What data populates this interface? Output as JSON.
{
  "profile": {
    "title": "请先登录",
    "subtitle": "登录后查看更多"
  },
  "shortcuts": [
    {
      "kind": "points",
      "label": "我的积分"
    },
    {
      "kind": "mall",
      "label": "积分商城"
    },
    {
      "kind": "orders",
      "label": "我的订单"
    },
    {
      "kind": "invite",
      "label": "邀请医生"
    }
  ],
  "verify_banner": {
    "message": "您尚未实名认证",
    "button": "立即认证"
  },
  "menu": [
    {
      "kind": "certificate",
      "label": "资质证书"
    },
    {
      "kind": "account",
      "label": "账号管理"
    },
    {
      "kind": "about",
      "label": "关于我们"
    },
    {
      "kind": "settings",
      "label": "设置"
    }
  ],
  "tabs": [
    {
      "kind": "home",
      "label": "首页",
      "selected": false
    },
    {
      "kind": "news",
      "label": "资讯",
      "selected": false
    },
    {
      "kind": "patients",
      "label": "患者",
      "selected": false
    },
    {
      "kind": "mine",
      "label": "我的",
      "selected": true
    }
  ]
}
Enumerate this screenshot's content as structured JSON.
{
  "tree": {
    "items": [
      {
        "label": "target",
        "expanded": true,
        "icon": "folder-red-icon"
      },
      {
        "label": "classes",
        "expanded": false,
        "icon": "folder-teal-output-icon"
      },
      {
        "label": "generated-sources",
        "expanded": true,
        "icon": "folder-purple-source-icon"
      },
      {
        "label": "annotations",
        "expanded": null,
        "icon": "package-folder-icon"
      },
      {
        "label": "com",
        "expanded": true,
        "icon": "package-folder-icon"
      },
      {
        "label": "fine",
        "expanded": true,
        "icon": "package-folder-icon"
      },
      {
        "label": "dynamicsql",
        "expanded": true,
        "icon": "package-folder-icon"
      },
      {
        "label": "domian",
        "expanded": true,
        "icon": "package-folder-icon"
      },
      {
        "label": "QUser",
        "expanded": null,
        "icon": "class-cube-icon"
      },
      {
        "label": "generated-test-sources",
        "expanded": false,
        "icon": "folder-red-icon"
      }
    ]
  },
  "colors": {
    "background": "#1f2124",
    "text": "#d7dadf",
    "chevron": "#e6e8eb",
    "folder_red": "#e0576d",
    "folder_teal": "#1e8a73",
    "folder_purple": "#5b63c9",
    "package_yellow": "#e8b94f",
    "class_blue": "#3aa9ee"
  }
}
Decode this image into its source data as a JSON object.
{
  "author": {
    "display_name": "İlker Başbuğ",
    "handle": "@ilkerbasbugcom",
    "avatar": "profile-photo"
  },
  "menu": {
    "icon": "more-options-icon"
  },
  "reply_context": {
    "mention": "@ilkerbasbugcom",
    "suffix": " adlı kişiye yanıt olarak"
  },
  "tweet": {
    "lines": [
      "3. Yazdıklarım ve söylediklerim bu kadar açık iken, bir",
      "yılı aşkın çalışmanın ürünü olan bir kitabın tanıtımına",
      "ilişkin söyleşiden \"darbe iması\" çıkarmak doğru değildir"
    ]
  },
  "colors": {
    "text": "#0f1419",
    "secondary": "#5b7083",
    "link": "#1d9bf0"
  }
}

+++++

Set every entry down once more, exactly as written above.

What data populates this interface? Output as JSON.
{
  "profile": {
    "title": "请先登录",
    "subtitle": "登录后查看更多"
  },
  "shortcuts": [
    {
      "kind": "points",
      "label": "我的积分"
    },
    {
      "kind": "mall",
      "label": "积分商城"
    },
    {
      "kind": "orders",
      "label": "我的订单"
    },
    {
      "kind": "invite",
      "label": "邀请医生"
    }
  ],
  "verify_banner": {
    "message": "您尚未实名认证",
    "button": "立即认证"
  },
  "menu": [
    {
      "kind": "certificate",
      "label": "资质证书"
    },
    {
      "kind": "account",
      "label": "账号管理"
    },
    {
      "kind": "about",
      "label": "关于我们"
    },
    {
      "kind": "settings",
      "label": "设置"
    }
  ],
  "tabs": [
    {
      "kind": "home",
      "label": "首页",
      "selected": false
    },
    {
      "kind": "news",
      "label": "资讯",
      "selected": false
    },
    {
      "kind": "patients",
      "label": "患者",
      "selected": false
    },
    {
      "kind": "mine",
      "label": "我的",
      "selected": true
    }
  ]
}
Enumerate this screenshot's content as structured JSON.
{
  "tree": {
    "items": [
      {
        "label": "target",
        "expanded": true,
        "icon": "folder-red-icon"
      },
      {
        "label": "classes",
        "expanded": false,
        "icon": "folder-teal-output-icon"
      },
      {
        "label": "generated-sources",
        "expanded": true,
        "icon": "folder-purple-source-icon"
      },
      {
        "label": "annotations",
        "expanded": null,
        "icon": "package-folder-icon"
      },
      {
        "label": "com",
        "expanded": true,
        "icon": "package-folder-icon"
      },
      {
        "label": "fine",
        "expanded": true,
        "icon": "package-folder-icon"
      },
      {
        "label": "dynamicsql",
        "expanded": true,
        "icon": "package-folder-icon"
      },
      {
        "label": "domian",
        "expanded": true,
        "icon": "package-folder-icon"
      },
      {
        "label": "QUser",
        "expanded": null,
        "icon": "class-cube-icon"
      },
      {
        "label": "generated-test-sources",
        "expanded": false,
        "icon": "folder-red-icon"
      }
    ]
  },
  "colors": {
    "background": "#1f2124",
    "text": "#d7dadf",
    "chevron": "#e6e8eb",
    "folder_red": "#e0576d",
    "folder_teal": "#1e8a73",
    "folder_purple": "#5b63c9",
    "package_yellow": "#e8b94f",
    "class_blue": "#3aa9ee"
  }
}
Decode this image into its source data as a JSON object.
{
  "author": {
    "display_name": "İlker Başbuğ",
    "handle": "@ilkerbasbugcom",
    "avatar": "profile-photo"
  },
  "menu": {
    "icon": "more-options-icon"
  },
  "reply_context": {
    "mention": "@ilkerbasbugcom",
    "suffix": " adlı kişiye yanıt olarak"
  },
  "tweet": {
    "lines": [
      "3. Yazdıklarım ve söylediklerim bu kadar açık iken, bir",
      "yılı aşkın çalışmanın ürünü olan bir kitabın tanıtımına",
      "ilişkin söyleşiden \"darbe iması\" çıkarmak doğru değildir"
    ]
  },
  "colors": {
    "text": "#0f1419",
    "secondary": "#5b7083",
    "link": "#1d9bf0"
  }
}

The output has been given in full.